She rode the Rally-Raidproducts.co.uk built “LC4-50”, equipped with Coyote Saddlebag, from Jolly Old England to the event in Greece. She raced the event with support from Torque Racing and now will be riding/camping it back home again. This is the big test for the KTM690 Enduro, turned into a 450cc Rally Replica with a specially designed conversion kit. The goal of the conversion kit is to give Privateer Rally Racers a stone reliable and easy to handle FIM and ASO legal rally bike. A bike that can be ridden all year, plus survive the rigors of racing Dakar, without requiring major service to the engine internals.
Go Jenny and thanks for riding Giant Loop!!
The latest edition of KTM 350 and 500 EXC dual sports come equipped with a thicker and much stronger rear fender. This is to keep the taillight assembly from flexing into the rear tire during rough riding. This new design is an added benefit for those of us that like to carry loads strapped onto the back fender, but is a consideration when mounting a Mojavi or Coyote Saddlebag without using the included fender hooks. The issue is that our fender hooks are radius profiled for thinner fenders, like every other enduro or dualsport uses, and no longer clip onto current design KTM rear fenders.
Solution: Replace the hooks with the included mounting strap, by sandwiching the strap between the fender and taillight assembly, before mounting the bag. Then thread the mounting strap through the buckles inside the saddlebag.
This is done by unscrewing the taillight assembly(black plastic shown below) from the subframe and fender.
Once the strap is centered, re-tighten the screws and bolts that secure the taillight assembly. This should tension the strap under the fender, so it doesn’t slide around, providing a solid mounting position.
Thread the mounting strap through the buckles and tension.
We use a spare side release buckle to hold the strap ends, when a bag isn’t mounted.

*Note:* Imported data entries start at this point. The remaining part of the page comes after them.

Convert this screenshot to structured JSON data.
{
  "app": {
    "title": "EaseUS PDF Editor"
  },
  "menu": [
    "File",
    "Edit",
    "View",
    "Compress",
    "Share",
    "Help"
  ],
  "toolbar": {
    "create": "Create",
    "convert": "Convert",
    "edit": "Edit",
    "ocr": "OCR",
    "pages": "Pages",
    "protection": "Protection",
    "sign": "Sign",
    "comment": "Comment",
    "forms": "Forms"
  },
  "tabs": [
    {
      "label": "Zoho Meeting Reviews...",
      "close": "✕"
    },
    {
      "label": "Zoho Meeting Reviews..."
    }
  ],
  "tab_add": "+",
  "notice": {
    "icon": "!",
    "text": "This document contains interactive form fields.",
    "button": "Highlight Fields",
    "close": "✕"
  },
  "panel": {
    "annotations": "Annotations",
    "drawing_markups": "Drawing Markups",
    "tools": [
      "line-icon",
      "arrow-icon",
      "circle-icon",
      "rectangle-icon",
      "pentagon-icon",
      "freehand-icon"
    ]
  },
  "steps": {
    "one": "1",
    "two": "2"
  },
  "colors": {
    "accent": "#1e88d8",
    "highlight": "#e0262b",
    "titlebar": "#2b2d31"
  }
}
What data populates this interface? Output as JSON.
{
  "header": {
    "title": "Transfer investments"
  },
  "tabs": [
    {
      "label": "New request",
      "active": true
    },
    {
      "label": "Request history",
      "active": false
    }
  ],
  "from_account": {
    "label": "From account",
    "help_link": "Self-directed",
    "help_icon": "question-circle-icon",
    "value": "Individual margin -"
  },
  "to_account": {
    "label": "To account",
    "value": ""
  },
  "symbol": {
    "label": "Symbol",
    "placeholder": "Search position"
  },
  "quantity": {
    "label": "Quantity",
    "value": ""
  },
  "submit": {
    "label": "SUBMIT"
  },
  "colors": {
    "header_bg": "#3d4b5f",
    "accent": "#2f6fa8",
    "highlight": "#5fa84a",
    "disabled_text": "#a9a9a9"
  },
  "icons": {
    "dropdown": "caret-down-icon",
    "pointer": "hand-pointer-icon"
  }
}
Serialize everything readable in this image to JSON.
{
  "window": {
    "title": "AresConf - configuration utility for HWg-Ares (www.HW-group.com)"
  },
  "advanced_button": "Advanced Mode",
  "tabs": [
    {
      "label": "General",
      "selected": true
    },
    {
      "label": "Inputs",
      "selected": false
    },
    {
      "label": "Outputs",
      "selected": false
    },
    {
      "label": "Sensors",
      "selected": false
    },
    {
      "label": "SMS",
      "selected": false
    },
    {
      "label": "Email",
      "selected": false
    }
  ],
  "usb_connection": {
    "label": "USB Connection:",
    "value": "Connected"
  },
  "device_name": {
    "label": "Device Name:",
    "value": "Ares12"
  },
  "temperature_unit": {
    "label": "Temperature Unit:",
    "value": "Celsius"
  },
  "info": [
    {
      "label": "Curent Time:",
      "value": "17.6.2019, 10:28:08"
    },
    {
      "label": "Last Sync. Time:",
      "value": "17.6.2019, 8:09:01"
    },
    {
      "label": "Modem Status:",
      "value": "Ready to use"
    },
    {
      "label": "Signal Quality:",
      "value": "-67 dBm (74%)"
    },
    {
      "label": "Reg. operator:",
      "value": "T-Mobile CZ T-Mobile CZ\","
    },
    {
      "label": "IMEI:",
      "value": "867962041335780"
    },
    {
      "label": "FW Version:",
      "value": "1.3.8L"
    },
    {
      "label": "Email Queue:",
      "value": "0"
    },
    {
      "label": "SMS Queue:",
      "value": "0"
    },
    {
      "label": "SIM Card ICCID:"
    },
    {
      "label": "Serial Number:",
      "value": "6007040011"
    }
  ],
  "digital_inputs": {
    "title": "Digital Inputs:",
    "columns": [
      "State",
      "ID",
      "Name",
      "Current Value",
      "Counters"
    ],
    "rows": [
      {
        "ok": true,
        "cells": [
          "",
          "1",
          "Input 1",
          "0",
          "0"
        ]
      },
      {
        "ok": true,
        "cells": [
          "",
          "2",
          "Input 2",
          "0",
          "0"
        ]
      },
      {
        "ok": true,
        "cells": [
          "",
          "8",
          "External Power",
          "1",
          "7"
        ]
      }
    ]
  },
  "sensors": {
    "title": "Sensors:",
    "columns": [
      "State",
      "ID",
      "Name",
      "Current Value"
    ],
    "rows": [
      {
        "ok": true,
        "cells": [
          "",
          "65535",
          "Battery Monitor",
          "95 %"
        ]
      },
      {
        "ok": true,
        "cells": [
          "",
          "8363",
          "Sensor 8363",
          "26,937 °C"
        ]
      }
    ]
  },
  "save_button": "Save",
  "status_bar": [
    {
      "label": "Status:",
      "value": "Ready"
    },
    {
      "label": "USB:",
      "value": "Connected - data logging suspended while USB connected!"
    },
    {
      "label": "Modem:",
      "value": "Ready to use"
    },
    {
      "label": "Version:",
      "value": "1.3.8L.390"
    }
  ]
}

Giant Loop Rider Jack Broomall is taking part in the historic Cannon Ball Centennial, following the original route taken by Erwin Baker, the original “Cannon Ball”. He is riding a BMW F800GS with Fandango Tank Bag and Tillamook Dry Bag. Jack has ridden cross country a few times before, most notably on his vintage Hodaka, in Two-Strokes Across America.
Quote from the Cannonballproject.com:
“On May 3, 1914, Erwin Baker, a motorcycle racer and enthusiast from Indianapolis, Indiana, left downtown San Diego, California on a twin-cylinder, 7 horsepower Indian motorcycle en route to New York City.”
For more info on the ride and route, check out their site.
Follow Jack’s progress on his FB page.
Giant Loop Racer, Brett Cummings, just campaigned another race on his Strocam Mining KTM 450RR. This time he entered the Namaqua African Rally, and finished on top of the box!
Shown here prepping his bike for the Prologue.
He swapped lead with fellow racer Kenny Gilbert, in the final stage, but Kenny had to nurse a bad wheel and settled for second place overall. Way to go Brett!
Like many a Rally, the service work is done while the bike is sitting in the dirt, exposed to the elements. Lucky for Brett, there was grass in the Bivouac!!
Our friend Tom Mehren of Soundrider.com, just shared a comprehensive packing list for motorcycle travel. It has several categories and covers everything from the gear a rider wears, to the supplies needed for bike or gear maintenance and repair, to overnight kit and camp kitchen articles. Check it out and see if your Great Basin or Coyote Saddlebag is missing a few items that Tom considers important. His list is so comprehensive, that many items could be for seasonal or mixed weather use and wouldn’t all be packed on the bike for the same ride. It is a great baseline to refer to when planning that next trip, thanks Tom!